> _Task item_: In the copy, keep every word of the data below and none of its pictures.

:: Source material

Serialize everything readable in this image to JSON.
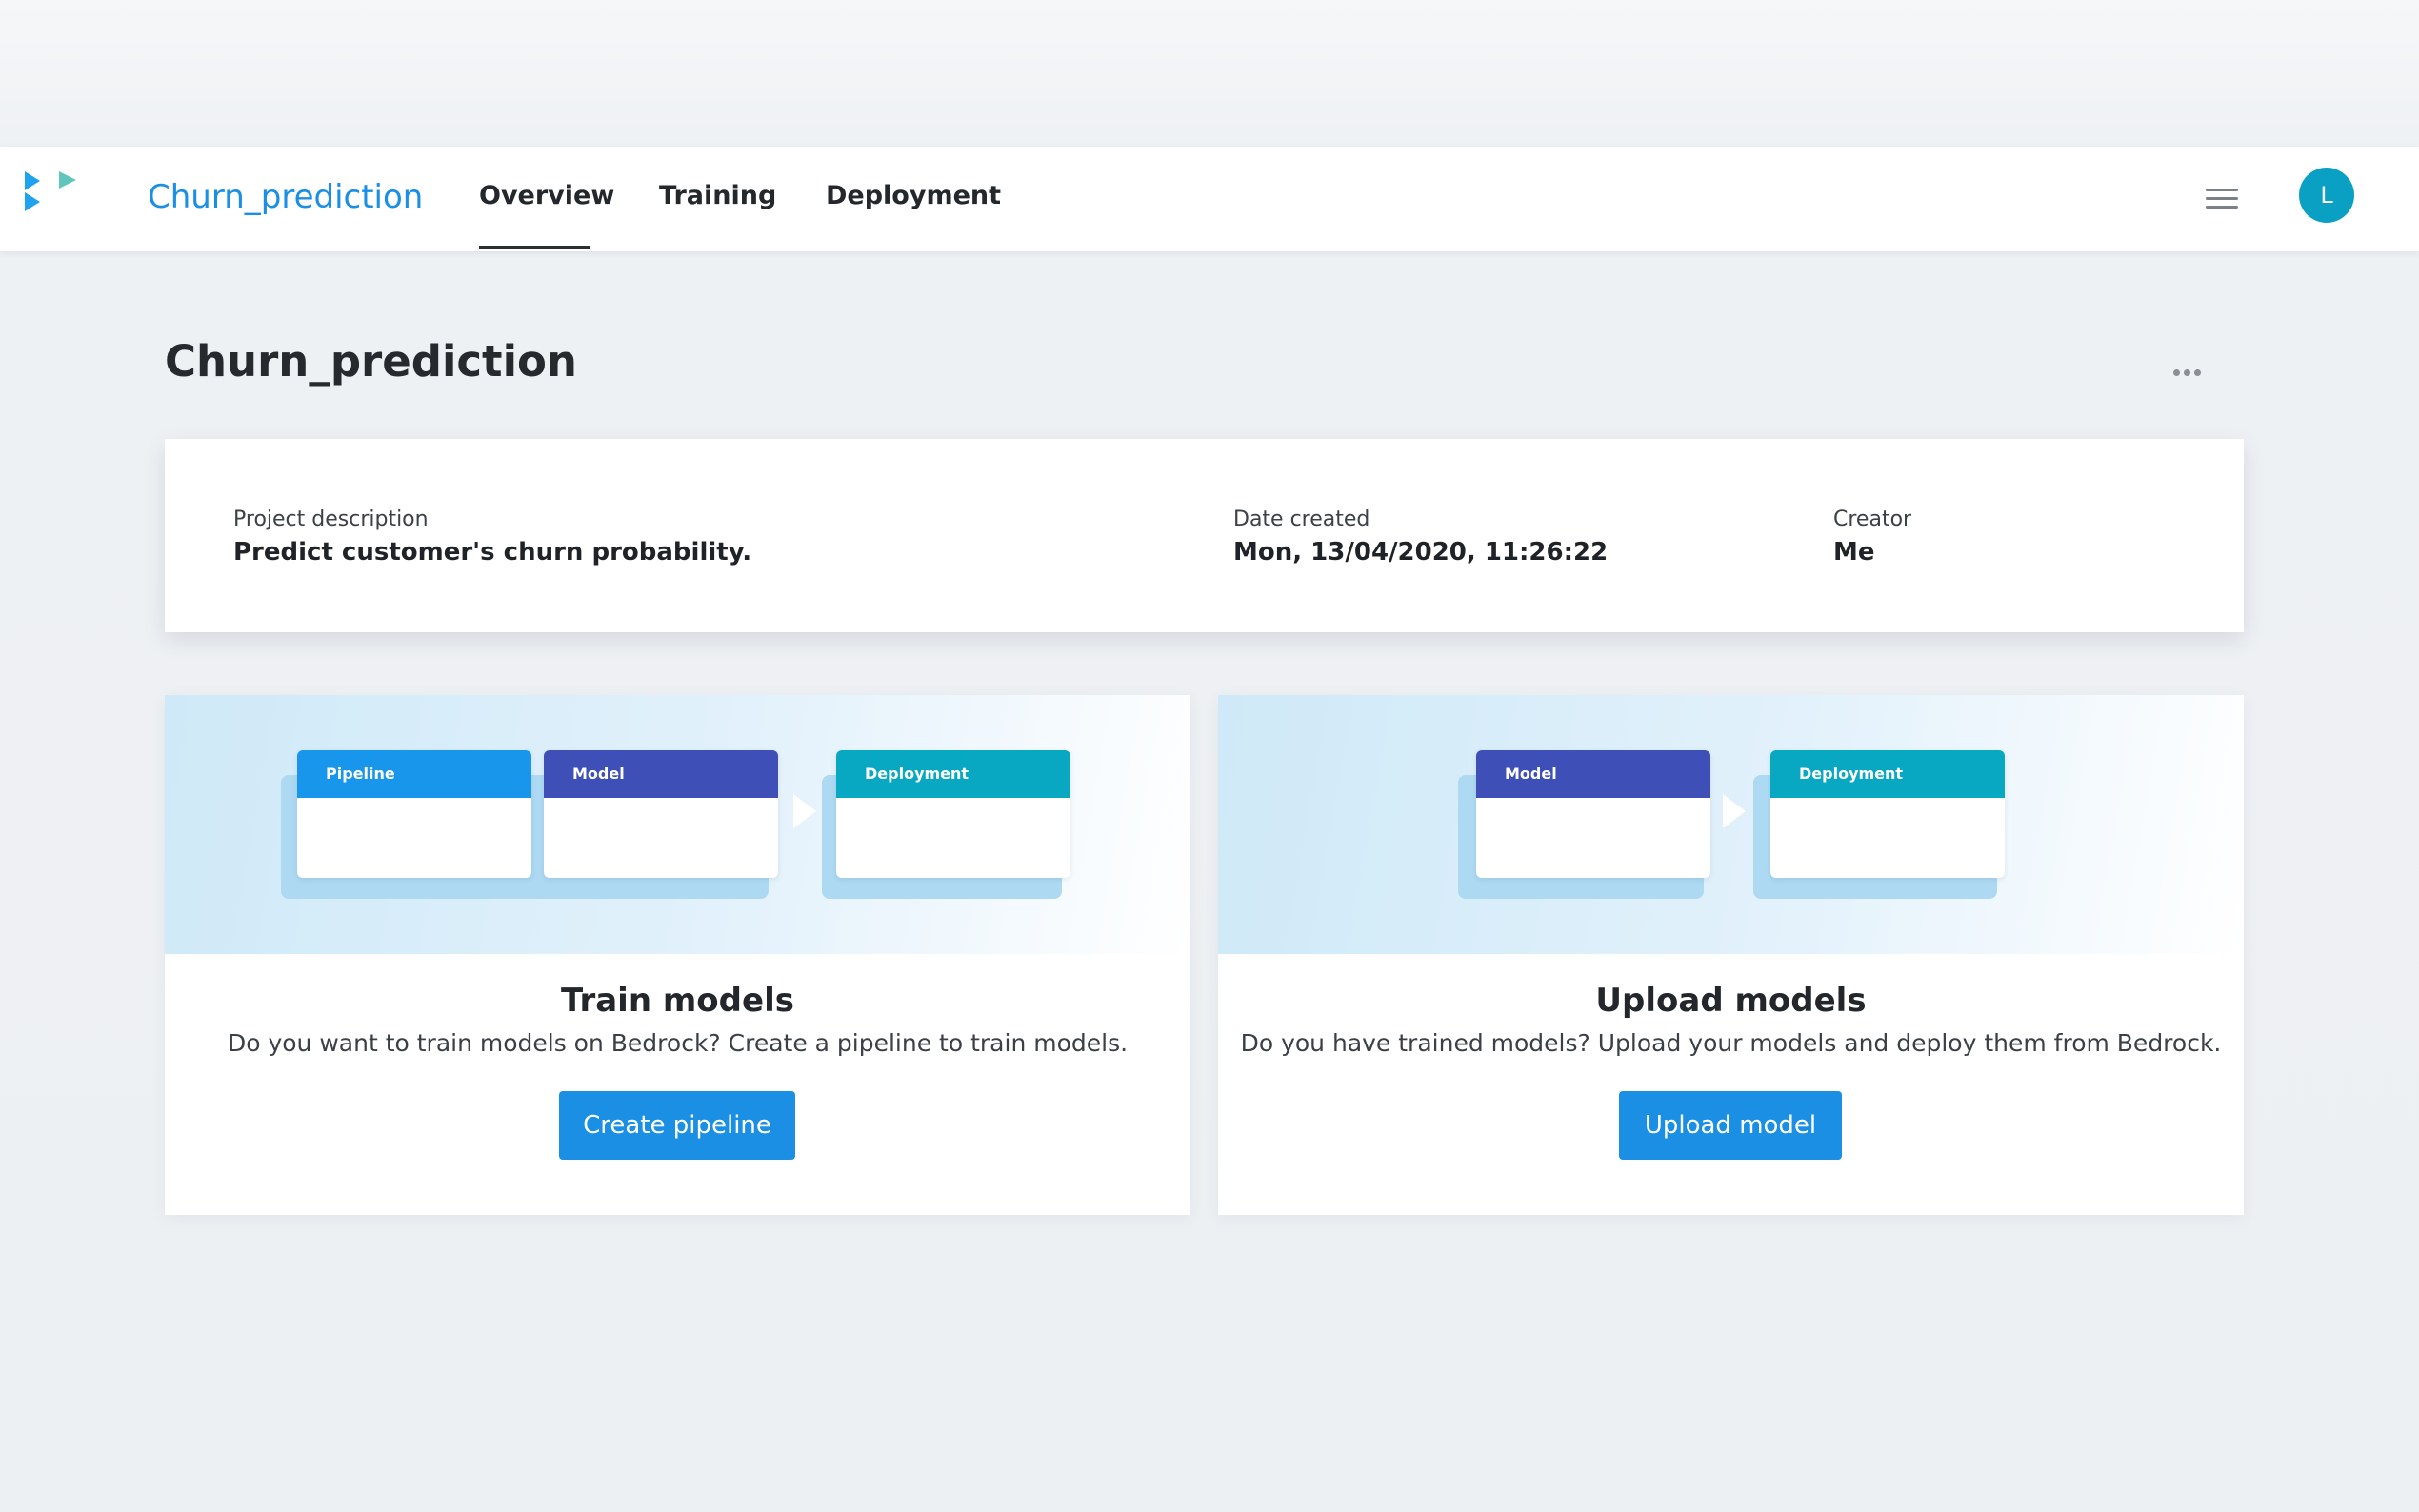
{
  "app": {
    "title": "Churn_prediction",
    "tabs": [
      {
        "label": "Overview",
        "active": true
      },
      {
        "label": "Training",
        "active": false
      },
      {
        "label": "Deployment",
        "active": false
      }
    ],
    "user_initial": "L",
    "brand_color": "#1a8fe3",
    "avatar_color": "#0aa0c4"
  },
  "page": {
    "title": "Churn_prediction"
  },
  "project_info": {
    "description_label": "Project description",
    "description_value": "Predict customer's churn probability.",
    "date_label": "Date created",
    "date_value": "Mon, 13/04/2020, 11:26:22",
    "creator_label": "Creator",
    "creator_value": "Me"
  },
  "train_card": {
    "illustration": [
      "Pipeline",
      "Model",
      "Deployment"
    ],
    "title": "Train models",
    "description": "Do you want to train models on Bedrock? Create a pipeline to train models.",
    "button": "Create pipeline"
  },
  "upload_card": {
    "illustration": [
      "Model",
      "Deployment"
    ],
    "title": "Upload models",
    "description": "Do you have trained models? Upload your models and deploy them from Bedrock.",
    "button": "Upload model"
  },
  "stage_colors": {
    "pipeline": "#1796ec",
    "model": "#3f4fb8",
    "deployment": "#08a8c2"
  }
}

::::

> _Answer to the exercise_:
Serialize everything readable in this image to JSON.
{
  "app": {
    "title": "Churn_prediction",
    "tabs": [
      {
        "label": "Overview",
        "active": true
      },
      {
        "label": "Training",
        "active": false
      },
      {
        "label": "Deployment",
        "active": false
      }
    ],
    "user_initial": "L",
    "brand_color": "#1a8fe3",
    "avatar_color": "#0aa0c4"
  },
  "page": {
    "title": "Churn_prediction"
  },
  "project_info": {
    "description_label": "Project description",
    "description_value": "Predict customer's churn probability.",
    "date_label": "Date created",
    "date_value": "Mon, 13/04/2020, 11:26:22",
    "creator_label": "Creator",
    "creator_value": "Me"
  },
  "train_card": {
    "illustration": [
      "Pipeline",
      "Model",
      "Deployment"
    ],
    "title": "Train models",
    "description": "Do you want to train models on Bedrock? Create a pipeline to train models.",
    "button": "Create pipeline"
  },
  "upload_card": {
    "illustration": [
      "Model",
      "Deployment"
    ],
    "title": "Upload models",
    "description": "Do you have trained models? Upload your models and deploy them from Bedrock.",
    "button": "Upload model"
  },
  "stage_colors": {
    "pipeline": "#1796ec",
    "model": "#3f4fb8",
    "deployment": "#08a8c2"
  }
}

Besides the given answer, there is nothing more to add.